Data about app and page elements
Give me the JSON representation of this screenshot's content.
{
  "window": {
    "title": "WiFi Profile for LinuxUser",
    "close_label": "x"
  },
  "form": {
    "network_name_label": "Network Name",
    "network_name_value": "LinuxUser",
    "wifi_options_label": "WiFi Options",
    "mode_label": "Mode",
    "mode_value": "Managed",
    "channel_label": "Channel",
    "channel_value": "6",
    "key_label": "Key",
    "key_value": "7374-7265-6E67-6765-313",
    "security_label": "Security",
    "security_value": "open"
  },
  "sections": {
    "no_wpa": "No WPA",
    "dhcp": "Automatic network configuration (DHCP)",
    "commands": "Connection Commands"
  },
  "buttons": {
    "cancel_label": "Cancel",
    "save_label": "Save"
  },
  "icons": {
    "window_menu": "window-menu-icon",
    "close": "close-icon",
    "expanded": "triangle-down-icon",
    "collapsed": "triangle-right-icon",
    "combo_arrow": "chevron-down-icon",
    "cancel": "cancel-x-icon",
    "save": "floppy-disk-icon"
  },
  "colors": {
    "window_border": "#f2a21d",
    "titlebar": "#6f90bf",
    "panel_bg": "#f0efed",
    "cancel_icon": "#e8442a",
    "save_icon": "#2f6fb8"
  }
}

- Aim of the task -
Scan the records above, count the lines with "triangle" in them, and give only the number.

- Output below -
2